--- Available data Enclosed Below ---

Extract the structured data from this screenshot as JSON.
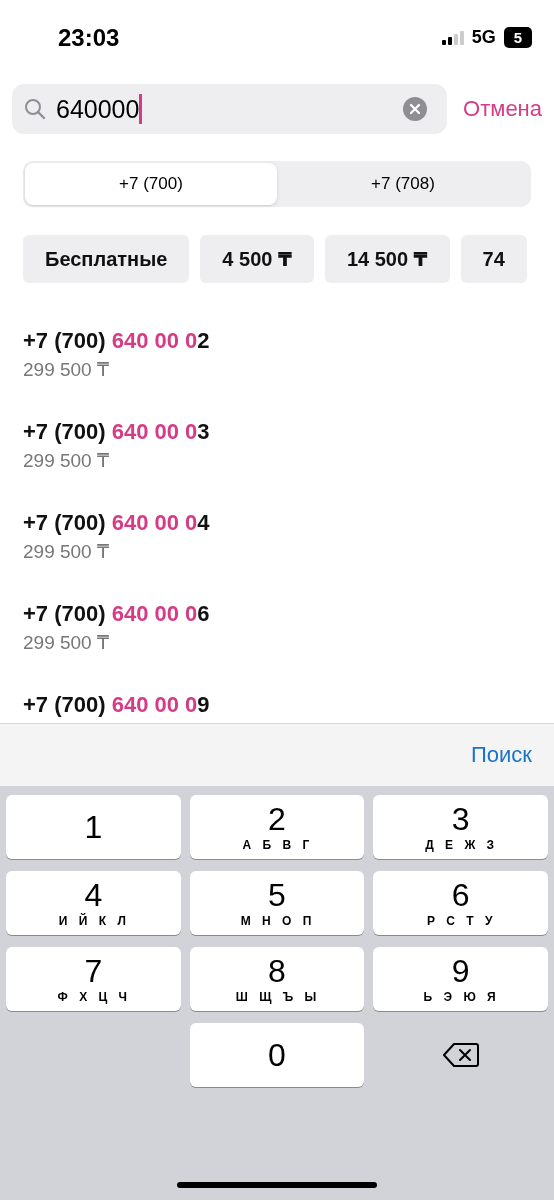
{
  "status_bar": {
    "time": "23:03",
    "network": "5G",
    "battery": "5"
  },
  "search": {
    "value": "640000",
    "cancel": "Отмена"
  },
  "tabs": [
    {
      "label": "+7 (700)",
      "selected": true
    },
    {
      "label": "+7 (708)",
      "selected": false
    }
  ],
  "filters": [
    "Бесплатные",
    "4 500 ₸",
    "14 500 ₸",
    "74"
  ],
  "numbers": [
    {
      "prefix": "+7 (700) ",
      "match": "640 00 0",
      "rest": "2",
      "price": "299 500 ₸"
    },
    {
      "prefix": "+7 (700) ",
      "match": "640 00 0",
      "rest": "3",
      "price": "299 500 ₸"
    },
    {
      "prefix": "+7 (700) ",
      "match": "640 00 0",
      "rest": "4",
      "price": "299 500 ₸"
    },
    {
      "prefix": "+7 (700) ",
      "match": "640 00 0",
      "rest": "6",
      "price": "299 500 ₸"
    },
    {
      "prefix": "+7 (700) ",
      "match": "640 00 0",
      "rest": "9"
    }
  ],
  "keyboard": {
    "action": "Поиск",
    "keys": [
      {
        "kind": "digit",
        "digit": "1"
      },
      {
        "kind": "digit",
        "digit": "2",
        "letters": "А Б В Г"
      },
      {
        "kind": "digit",
        "digit": "3",
        "letters": "Д Е Ж З"
      },
      {
        "kind": "digit",
        "digit": "4",
        "letters": "И Й К Л"
      },
      {
        "kind": "digit",
        "digit": "5",
        "letters": "М Н О П"
      },
      {
        "kind": "digit",
        "digit": "6",
        "letters": "Р С Т У"
      },
      {
        "kind": "digit",
        "digit": "7",
        "letters": "Ф Х Ц Ч"
      },
      {
        "kind": "digit",
        "digit": "8",
        "letters": "Ш Щ Ъ Ы"
      },
      {
        "kind": "digit",
        "digit": "9",
        "letters": "Ь Э Ю Я"
      },
      {
        "kind": "blank"
      },
      {
        "kind": "digit",
        "digit": "0"
      },
      {
        "kind": "delete"
      }
    ]
  }
}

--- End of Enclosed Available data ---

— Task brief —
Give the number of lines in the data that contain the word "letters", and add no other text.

— Answer —
8